I got to experience first hand Jyorei, a healing modality they perform and channel. My guide was so amazing and even took me up to their sanctuary and shrine space. The main shrine was closed but I got to experience the extremely tidy and clean place where Shumei aspirants pray and meditate together. One of the most amazing things was the floral display up on the altar. My British guide told me they change it with some frequency and each iteration is somehow more beautiful than the next.
We exited the meditation space and my guide asked me if I wanted to see one more really cool thing. “Of course!” I exclaimed.

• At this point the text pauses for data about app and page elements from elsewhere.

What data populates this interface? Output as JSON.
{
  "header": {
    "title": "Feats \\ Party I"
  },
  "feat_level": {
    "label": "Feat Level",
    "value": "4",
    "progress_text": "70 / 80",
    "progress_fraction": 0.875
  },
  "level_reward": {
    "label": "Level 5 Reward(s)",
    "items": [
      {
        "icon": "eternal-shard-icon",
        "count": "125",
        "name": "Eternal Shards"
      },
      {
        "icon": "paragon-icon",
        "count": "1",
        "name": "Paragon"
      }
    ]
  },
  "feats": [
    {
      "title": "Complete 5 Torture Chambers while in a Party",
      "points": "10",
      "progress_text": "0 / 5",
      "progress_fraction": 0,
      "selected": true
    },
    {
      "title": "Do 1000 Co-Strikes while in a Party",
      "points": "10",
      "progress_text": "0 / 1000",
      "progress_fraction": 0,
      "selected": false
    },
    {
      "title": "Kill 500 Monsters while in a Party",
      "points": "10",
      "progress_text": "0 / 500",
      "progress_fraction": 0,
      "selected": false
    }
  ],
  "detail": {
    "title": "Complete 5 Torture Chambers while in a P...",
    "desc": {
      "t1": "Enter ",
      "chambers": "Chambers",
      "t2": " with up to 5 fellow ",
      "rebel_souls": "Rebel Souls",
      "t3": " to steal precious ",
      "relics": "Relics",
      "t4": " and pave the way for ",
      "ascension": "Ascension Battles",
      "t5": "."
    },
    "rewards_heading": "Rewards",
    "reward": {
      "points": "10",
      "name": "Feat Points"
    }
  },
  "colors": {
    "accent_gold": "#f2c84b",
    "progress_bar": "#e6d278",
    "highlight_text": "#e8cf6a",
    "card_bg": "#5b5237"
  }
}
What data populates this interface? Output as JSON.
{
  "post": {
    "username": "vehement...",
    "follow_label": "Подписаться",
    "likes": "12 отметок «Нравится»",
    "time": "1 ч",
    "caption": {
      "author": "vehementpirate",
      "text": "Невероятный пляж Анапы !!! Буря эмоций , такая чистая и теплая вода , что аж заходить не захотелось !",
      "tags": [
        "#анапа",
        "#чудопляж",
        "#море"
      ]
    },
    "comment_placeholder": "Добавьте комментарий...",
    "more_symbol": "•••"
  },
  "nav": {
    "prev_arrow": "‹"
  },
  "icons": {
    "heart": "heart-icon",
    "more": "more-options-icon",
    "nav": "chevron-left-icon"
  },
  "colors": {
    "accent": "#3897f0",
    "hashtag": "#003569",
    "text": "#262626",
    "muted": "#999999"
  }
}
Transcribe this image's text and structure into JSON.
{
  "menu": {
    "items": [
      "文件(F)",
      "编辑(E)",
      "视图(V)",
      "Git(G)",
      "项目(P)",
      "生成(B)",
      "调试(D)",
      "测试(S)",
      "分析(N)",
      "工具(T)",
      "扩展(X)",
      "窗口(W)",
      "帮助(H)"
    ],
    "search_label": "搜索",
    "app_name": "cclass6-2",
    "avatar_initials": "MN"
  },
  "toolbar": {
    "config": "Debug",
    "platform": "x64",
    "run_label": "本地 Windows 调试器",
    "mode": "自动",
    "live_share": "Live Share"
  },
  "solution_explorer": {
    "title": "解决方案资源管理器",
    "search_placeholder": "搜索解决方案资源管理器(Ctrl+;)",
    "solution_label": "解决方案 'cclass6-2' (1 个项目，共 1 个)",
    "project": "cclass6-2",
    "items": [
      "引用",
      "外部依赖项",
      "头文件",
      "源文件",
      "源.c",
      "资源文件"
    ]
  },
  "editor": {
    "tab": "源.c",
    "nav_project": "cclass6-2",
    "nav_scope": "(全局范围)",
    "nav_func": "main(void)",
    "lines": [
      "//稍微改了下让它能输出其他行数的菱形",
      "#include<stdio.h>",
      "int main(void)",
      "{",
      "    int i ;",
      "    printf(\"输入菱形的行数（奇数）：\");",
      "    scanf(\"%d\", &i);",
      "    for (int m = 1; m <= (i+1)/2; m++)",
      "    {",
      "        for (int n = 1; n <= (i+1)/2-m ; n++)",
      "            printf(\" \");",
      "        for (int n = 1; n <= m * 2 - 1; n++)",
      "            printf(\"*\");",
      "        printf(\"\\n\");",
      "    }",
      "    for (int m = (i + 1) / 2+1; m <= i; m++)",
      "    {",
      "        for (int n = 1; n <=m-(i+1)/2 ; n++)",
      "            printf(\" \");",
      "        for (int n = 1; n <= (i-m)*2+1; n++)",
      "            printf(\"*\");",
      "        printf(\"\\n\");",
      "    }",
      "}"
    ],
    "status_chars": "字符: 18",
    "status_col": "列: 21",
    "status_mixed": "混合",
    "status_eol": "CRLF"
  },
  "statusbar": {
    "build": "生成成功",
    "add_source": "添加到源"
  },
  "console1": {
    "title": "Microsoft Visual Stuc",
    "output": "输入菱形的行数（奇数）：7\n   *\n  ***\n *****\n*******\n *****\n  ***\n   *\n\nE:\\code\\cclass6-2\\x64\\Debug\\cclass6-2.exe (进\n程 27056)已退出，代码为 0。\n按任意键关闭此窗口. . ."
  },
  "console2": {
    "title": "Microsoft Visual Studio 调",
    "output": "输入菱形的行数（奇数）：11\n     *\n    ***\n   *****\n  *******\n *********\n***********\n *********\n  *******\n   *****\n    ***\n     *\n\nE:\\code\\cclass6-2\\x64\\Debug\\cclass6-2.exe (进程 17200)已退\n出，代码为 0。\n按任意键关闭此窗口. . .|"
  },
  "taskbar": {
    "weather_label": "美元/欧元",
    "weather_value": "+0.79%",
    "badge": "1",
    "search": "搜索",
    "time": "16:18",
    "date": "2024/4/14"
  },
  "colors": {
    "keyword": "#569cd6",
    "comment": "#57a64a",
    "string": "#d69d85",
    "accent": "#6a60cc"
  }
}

There, right there, very near the meditation hall was the entrance to an actual gold mine! Freezing cold wind blew forth from inside the mountain. Apparently the trail into the mountain goes for a good long while before it opens into a massive cavern that’s larger than a football field! They don’t open the mine entrance but every ten years or so. I would totally go in there if I could… Maybe next time the stars will align. Crestone is definitely the kind of place I would visit again.
But dang the town of Crestone is remote. That’s the thing. You really have to want to visit Crestone. Either for the spiritual centers (and your teacher, according to the shopkeeper) or for the radically amazing hiking in the Sangre de Cristo Mountains. Both of these attractions could easily bring me back for another adventure some day.
Back at my camp, I fixed dinner. Made some tea. I gawked at the new campers at my Dreamweavers Hipcamp. I could go on about them, but I’ll refrain. They were my personal entertainment for the evening. Like a TV comedy show I could just watch from the mosquito-free zone of my tent window.
I read for a little while, meditated and went to bed (again) before dark. That was one of the most blessed things about my travel time. No alarms and no schedule. I woke up when it felt right and went to bed when I was tired. That’s the nature of having time off from the normalcy of life and the rhythms that come with work and living in the Default World.
May it be so.
Periodic updates and observations from Aurah in the Field.